BBC Homepagelow graphics version | feedback | help
BBC News Online
 You are in: World: South Asia
Front Page 
Middle East 
South Asia 
From Our Own Correspondent 
Letter From America 
UK Politics 
Talking Point 
In Depth 
Monday, 3 January, 2000, 12:28 GMT
Bad year for Bollywood

Cameraman Only 16 blockbusters have been bought for national showings

By Paul Danahar in Delhi

The sets got grander, the budgets got bigger and the stars still glittered - but last year the massive movie going audience in India didn't seem to care.

Bollywood, as the Bombay industry is known, is having a bad run at the box office.

Reports from the nation's entertainment capital suggest that of the more than 1,200 blockbusters on the production floor, only 16 have been bought to show throughout the whole country.

It seems to confirm the trend feared by Bollywood movie moguls that the Indian audience is losing its taste for the spicy masala mix of love, action and songs.

Wiinslet and de Caprio Titanic: Topped the Indian box offices in 1998
The industry hasn't really recovered from the blow delivered in 1998 when for the first time a foreign film, "Titanic", topped the box office.

Critics at the time put the success of "Titanic" in India down to the fact that it contained all the usual popular ingredients of a Bollywood classic, but in a more original form and they called on the country's movie makers to freshen up their act.

Their warnings seem to have gone unheeded.

What hasn't changed is the Indian appetite for the cinema, but at the moment sex and horror seems to be the big draw.

A rash of low-budget films has moved in to claw away audiences in the lower grade rural and small-town cinema halls, while at the other end of the market, the Hollywood film "Sixth Sense" directed by Indian-born Manoj Night Shyamalan has been playing to packed houses in the metropolitan areas, along with more arthouse-style films with a serious content.

No-one really thinks Bollywood is in terminal decline, but there is a growing realisation that its stars and producers will have to think a little more imaginatively in the future if they want to keep their place in the heart of the Indian moviegoer.

Search BBC News Online

Advanced search options
Launch console
South Asia Contents

Country profiles

See also:
01 Jul 99 |  Entertainment
Bollywood star tops the poll
19 Nov 99 |  South Asia
Filming India's sex secrets
30 Jan 99 |  Entertainment
Bollywood: A class act to follow
25 Jan 99 |  Entertainment
Bollywood goes back to its roots
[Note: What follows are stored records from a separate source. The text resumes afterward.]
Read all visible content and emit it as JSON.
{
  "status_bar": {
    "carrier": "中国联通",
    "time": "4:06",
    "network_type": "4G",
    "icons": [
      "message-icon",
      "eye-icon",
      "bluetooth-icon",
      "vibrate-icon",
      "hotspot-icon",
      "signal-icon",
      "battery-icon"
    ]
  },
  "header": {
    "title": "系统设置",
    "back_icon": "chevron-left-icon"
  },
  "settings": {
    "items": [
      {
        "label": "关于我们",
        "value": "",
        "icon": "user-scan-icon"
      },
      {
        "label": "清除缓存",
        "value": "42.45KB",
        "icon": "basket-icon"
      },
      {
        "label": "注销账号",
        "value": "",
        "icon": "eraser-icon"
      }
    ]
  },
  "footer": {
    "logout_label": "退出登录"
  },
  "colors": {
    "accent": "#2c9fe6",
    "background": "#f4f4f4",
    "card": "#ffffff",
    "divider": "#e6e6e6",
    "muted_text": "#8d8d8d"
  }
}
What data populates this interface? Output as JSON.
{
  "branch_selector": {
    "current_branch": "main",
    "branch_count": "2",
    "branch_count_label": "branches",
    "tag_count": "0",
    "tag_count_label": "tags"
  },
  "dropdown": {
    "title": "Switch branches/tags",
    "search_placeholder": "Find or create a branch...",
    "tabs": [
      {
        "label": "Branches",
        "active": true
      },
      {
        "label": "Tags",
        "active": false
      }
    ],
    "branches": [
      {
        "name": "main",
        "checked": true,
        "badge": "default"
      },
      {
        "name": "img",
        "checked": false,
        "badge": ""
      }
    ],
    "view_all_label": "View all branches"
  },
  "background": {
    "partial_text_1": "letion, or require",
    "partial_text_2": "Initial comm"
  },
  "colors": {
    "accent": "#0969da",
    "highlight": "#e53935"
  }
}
Internet links:

The BBC is not responsible for the content of external internet sites
Links to other South Asia stories are at the foot of the page.

E-mail this story to a friend

Links to more South Asia stories